In ’66, Cream was making plans to go to the United States the following year – 1967 – the year of “the Summer of Love.” Murray the K, the WOR-FM disk jockey in New York, was organizing a week-long, never-to-be-seen-again, all-stars/all-hits revue. Cream knew its debut had to have maximum impact on their new American audiences, so they enlisted the help of a pair of then-obscure Dutch designers who later became an art group known as The Fool, who were to play an important role, in rock and roll, and more broadly, in the psychedelic culture of the late ’60s.

Video of Clapton describing the Gibson SG 64 Eric playing The Fool with  The Fool Collective artwork:

The Fool began with two members, but eventually grew into a collective; its core members were Simon (a.k.a. Seemon) Posthuma, Marijke Koger, and eventually, Josje Leeger, Koger’s art-school friend. Others, particularly photographer Karl Ferris and Barry Finch, were also associated with the group. Posthuma and Koger, who met circa 1961 and a few years later began participating an “alternative” Amsterdam boutique called Trend, were living on the island of Ibiza (off the coast of Spain) before relocating to London in early ’66 with a grant from the Von Pallandt Foundation.

Eric loaned the Guitar to "Jackie Lomax" a songwriter known mostly for the song he wrote for Eric Burdon of  "The Animals". The song  was covered by another great group "Grand Funk Railroad"  Grand Funk had the hit with it 10 years later "Inside Lookin' Out". I'm not sure just how long Jackie had the guitar in his possession but in 1972 he SOLD the guitar to "Todd Rundgren"  for an undisclosed sum of money. ( Eric never gave him the guitar he just loaned it to him).

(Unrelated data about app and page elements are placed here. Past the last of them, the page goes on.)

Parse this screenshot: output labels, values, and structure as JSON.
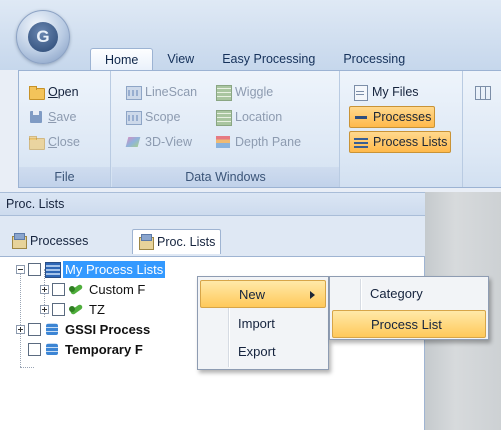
{
  "app": {
    "logo_letter": "G",
    "tabs": [
      "Home",
      "View",
      "Easy Processing",
      "Processing"
    ],
    "active_tab": "Home"
  },
  "ribbon": {
    "file": {
      "label": "File",
      "open": {
        "accel": "O",
        "rest": "pen"
      },
      "save": {
        "accel": "S",
        "rest": "ave"
      },
      "close": {
        "accel": "C",
        "rest": "lose"
      }
    },
    "data_windows": {
      "label": "Data Windows",
      "linescan": "LineScan",
      "scope": "Scope",
      "view3d": "3D-View",
      "wiggle": "Wiggle",
      "location": "Location",
      "depth_pane": "Depth Pane"
    },
    "misc": {
      "my_files": "My Files",
      "processes": "Processes",
      "process_lists": "Process Lists"
    }
  },
  "pane": {
    "title": "Proc. Lists",
    "tabs": [
      "Processes",
      "Proc. Lists"
    ],
    "active_tab": "Proc. Lists"
  },
  "tree": {
    "items": [
      {
        "label": "My Process Lists",
        "selected": true
      },
      {
        "label": "Custom F"
      },
      {
        "label": "TZ"
      },
      {
        "label": "GSSI Process",
        "bold": true
      },
      {
        "label": "Temporary F",
        "bold": true
      }
    ]
  },
  "context_menu": {
    "items": [
      "New",
      "Import",
      "Export"
    ],
    "highlighted": "New"
  },
  "submenu": {
    "items": [
      "Category",
      "Process List"
    ],
    "highlighted": "Process List"
  },
  "colors": {
    "selection": "#3399ff",
    "menu_highlight": "#ffc95a",
    "ribbon_bg": "#dde8f5"
  }
}
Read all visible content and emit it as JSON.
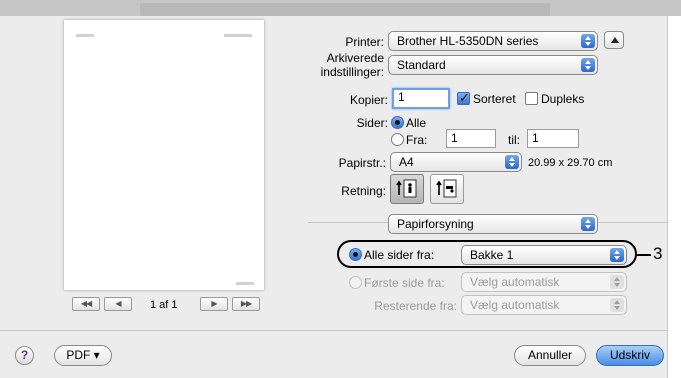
{
  "printer": {
    "label": "Printer:",
    "value": "Brother HL-5350DN series"
  },
  "presets": {
    "label_line1": "Arkiverede",
    "label_line2": "indstillinger:",
    "value": "Standard"
  },
  "copies": {
    "label": "Kopier:",
    "value": "1",
    "collated_label": "Sorteret",
    "collated": true,
    "duplex_label": "Dupleks",
    "duplex": false
  },
  "pages": {
    "label": "Sider:",
    "all_label": "Alle",
    "from_label": "Fra:",
    "from_value": "1",
    "to_label": "til:",
    "to_value": "1"
  },
  "paper": {
    "label": "Papirstr.:",
    "value": "A4",
    "size_text": "20.99 x 29.70 cm"
  },
  "orientation": {
    "label": "Retning:"
  },
  "section": {
    "value": "Papirforsyning"
  },
  "feed": {
    "all_pages_label": "Alle sider fra:",
    "all_pages_value": "Bakke 1",
    "first_page_label": "Første side fra:",
    "first_page_value": "Vælg automatisk",
    "remaining_label": "Resterende fra:",
    "remaining_value": "Vælg automatisk"
  },
  "callout": "3",
  "nav": {
    "first": "◀◀",
    "prev": "◀",
    "page_text": "1 af 1",
    "next": "▶",
    "last": "▶▶"
  },
  "bottom": {
    "help": "?",
    "pdf": "PDF ▾",
    "cancel": "Annuller",
    "print": "Udskriv"
  },
  "colors": {
    "accent": "#3a76d6",
    "dialog_bg": "#ececec"
  }
}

Todd has had the guitar for more than 28 years.  He has used it on a lot of studio tracks.  Todd finally did sell it to an undisclosed collector.

Today, the original guitar is in possession of an undisclosed collector, nowhere to be seen. It's still a beauty and a solid example of the artworks that flourished during the Sixties:


  images by Karl Ferris circa 1967